Repeat each of these records exactly.

Web page and app entries:
● ● ● ● ●
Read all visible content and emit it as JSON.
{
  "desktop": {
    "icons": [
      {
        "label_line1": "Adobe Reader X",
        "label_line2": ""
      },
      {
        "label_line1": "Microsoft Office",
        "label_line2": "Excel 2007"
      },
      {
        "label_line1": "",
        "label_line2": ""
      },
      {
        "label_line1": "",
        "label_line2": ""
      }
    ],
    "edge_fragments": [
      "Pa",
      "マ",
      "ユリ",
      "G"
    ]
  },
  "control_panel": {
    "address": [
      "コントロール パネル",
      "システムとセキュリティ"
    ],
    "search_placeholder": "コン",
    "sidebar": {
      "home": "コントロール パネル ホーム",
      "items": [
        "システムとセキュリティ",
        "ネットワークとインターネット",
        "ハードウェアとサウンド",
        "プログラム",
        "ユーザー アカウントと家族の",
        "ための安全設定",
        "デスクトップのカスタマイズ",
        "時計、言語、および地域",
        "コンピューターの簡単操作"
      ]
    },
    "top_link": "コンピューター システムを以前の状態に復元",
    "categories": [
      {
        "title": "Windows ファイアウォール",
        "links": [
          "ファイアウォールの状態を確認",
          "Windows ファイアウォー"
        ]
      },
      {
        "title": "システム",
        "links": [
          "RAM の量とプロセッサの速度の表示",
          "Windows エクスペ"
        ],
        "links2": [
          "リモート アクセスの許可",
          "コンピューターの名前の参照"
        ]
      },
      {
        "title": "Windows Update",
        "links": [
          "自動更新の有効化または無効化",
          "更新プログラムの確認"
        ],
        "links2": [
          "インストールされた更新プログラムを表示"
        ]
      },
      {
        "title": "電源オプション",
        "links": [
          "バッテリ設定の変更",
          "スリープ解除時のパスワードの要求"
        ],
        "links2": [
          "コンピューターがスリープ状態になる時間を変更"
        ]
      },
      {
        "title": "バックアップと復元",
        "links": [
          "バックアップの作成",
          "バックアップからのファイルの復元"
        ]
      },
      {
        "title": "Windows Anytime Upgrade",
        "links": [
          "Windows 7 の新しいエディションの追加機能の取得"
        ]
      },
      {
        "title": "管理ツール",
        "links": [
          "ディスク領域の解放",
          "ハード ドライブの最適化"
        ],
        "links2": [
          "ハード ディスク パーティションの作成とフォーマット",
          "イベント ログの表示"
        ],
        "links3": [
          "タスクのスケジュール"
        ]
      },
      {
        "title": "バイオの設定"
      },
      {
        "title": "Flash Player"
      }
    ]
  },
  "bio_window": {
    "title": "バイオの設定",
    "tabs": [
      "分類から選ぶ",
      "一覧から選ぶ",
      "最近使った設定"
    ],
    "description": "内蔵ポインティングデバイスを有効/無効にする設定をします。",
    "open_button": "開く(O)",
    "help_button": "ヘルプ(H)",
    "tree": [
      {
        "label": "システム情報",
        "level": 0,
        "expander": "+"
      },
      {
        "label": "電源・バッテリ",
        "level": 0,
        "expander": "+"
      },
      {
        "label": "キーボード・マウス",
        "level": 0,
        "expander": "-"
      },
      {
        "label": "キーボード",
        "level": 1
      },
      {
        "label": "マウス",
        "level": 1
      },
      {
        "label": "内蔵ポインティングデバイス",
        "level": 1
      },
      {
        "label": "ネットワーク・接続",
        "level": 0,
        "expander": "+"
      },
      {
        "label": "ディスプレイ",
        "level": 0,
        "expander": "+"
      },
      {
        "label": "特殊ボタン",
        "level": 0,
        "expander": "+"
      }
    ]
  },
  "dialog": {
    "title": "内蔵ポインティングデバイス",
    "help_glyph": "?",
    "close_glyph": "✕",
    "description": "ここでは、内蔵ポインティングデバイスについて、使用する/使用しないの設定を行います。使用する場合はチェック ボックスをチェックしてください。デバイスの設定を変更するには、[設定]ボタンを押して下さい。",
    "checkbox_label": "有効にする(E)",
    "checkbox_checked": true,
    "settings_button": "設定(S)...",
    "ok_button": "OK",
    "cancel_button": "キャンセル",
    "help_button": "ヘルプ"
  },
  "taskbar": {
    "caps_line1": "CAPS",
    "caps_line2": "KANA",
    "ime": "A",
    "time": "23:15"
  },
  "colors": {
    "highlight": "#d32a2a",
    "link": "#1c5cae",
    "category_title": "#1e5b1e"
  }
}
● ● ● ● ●
### REPLY:
Read all visible content and emit it as JSON.
{
  "desktop": {
    "icons": [
      {
        "label_line1": "Adobe Reader X",
        "label_line2": ""
      },
      {
        "label_line1": "Microsoft Office",
        "label_line2": "Excel 2007"
      },
      {
        "label_line1": "",
        "label_line2": ""
      },
      {
        "label_line1": "",
        "label_line2": ""
      }
    ],
    "edge_fragments": [
      "Pa",
      "マ",
      "ユリ",
      "G"
    ]
  },
  "control_panel": {
    "address": [
      "コントロール パネル",
      "システムとセキュリティ"
    ],
    "search_placeholder": "コン",
    "sidebar": {
      "home": "コントロール パネル ホーム",
      "items": [
        "システムとセキュリティ",
        "ネットワークとインターネット",
        "ハードウェアとサウンド",
        "プログラム",
        "ユーザー アカウントと家族の",
        "ための安全設定",
        "デスクトップのカスタマイズ",
        "時計、言語、および地域",
        "コンピューターの簡単操作"
      ]
    },
    "top_link": "コンピューター システムを以前の状態に復元",
    "categories": [
      {
        "title": "Windows ファイアウォール",
        "links": [
          "ファイアウォールの状態を確認",
          "Windows ファイアウォー"
        ]
      },
      {
        "title": "システム",
        "links": [
          "RAM の量とプロセッサの速度の表示",
          "Windows エクスペ"
        ],
        "links2": [
          "リモート アクセスの許可",
          "コンピューターの名前の参照"
        ]
      },
      {
        "title": "Windows Update",
        "links": [
          "自動更新の有効化または無効化",
          "更新プログラムの確認"
        ],
        "links2": [
          "インストールされた更新プログラムを表示"
        ]
      },
      {
        "title": "電源オプション",
        "links": [
          "バッテリ設定の変更",
          "スリープ解除時のパスワードの要求"
        ],
        "links2": [
          "コンピューターがスリープ状態になる時間を変更"
        ]
      },
      {
        "title": "バックアップと復元",
        "links": [
          "バックアップの作成",
          "バックアップからのファイルの復元"
        ]
      },
      {
        "title": "Windows Anytime Upgrade",
        "links": [
          "Windows 7 の新しいエディションの追加機能の取得"
        ]
      },
      {
        "title": "管理ツール",
        "links": [
          "ディスク領域の解放",
          "ハード ドライブの最適化"
        ],
        "links2": [
          "ハード ディスク パーティションの作成とフォーマット",
          "イベント ログの表示"
        ],
        "links3": [
          "タスクのスケジュール"
        ]
      },
      {
        "title": "バイオの設定"
      },
      {
        "title": "Flash Player"
      }
    ]
  },
  "bio_window": {
    "title": "バイオの設定",
    "tabs": [
      "分類から選ぶ",
      "一覧から選ぶ",
      "最近使った設定"
    ],
    "description": "内蔵ポインティングデバイスを有効/無効にする設定をします。",
    "open_button": "開く(O)",
    "help_button": "ヘルプ(H)",
    "tree": [
      {
        "label": "システム情報",
        "level": 0,
        "expander": "+"
      },
      {
        "label": "電源・バッテリ",
        "level": 0,
        "expander": "+"
      },
      {
        "label": "キーボード・マウス",
        "level": 0,
        "expander": "-"
      },
      {
        "label": "キーボード",
        "level": 1
      },
      {
        "label": "マウス",
        "level": 1
      },
      {
        "label": "内蔵ポインティングデバイス",
        "level": 1
      },
      {
        "label": "ネットワーク・接続",
        "level": 0,
        "expander": "+"
      },
      {
        "label": "ディスプレイ",
        "level": 0,
        "expander": "+"
      },
      {
        "label": "特殊ボタン",
        "level": 0,
        "expander": "+"
      }
    ]
  },
  "dialog": {
    "title": "内蔵ポインティングデバイス",
    "help_glyph": "?",
    "close_glyph": "✕",
    "description": "ここでは、内蔵ポインティングデバイスについて、使用する/使用しないの設定を行います。使用する場合はチェック ボックスをチェックしてください。デバイスの設定を変更するには、[設定]ボタンを押して下さい。",
    "checkbox_label": "有効にする(E)",
    "checkbox_checked": true,
    "settings_button": "設定(S)...",
    "ok_button": "OK",
    "cancel_button": "キャンセル",
    "help_button": "ヘルプ"
  },
  "taskbar": {
    "caps_line1": "CAPS",
    "caps_line2": "KANA",
    "ime": "A",
    "time": "23:15"
  },
  "colors": {
    "highlight": "#d32a2a",
    "link": "#1c5cae",
    "category_title": "#1e5b1e"
  }
}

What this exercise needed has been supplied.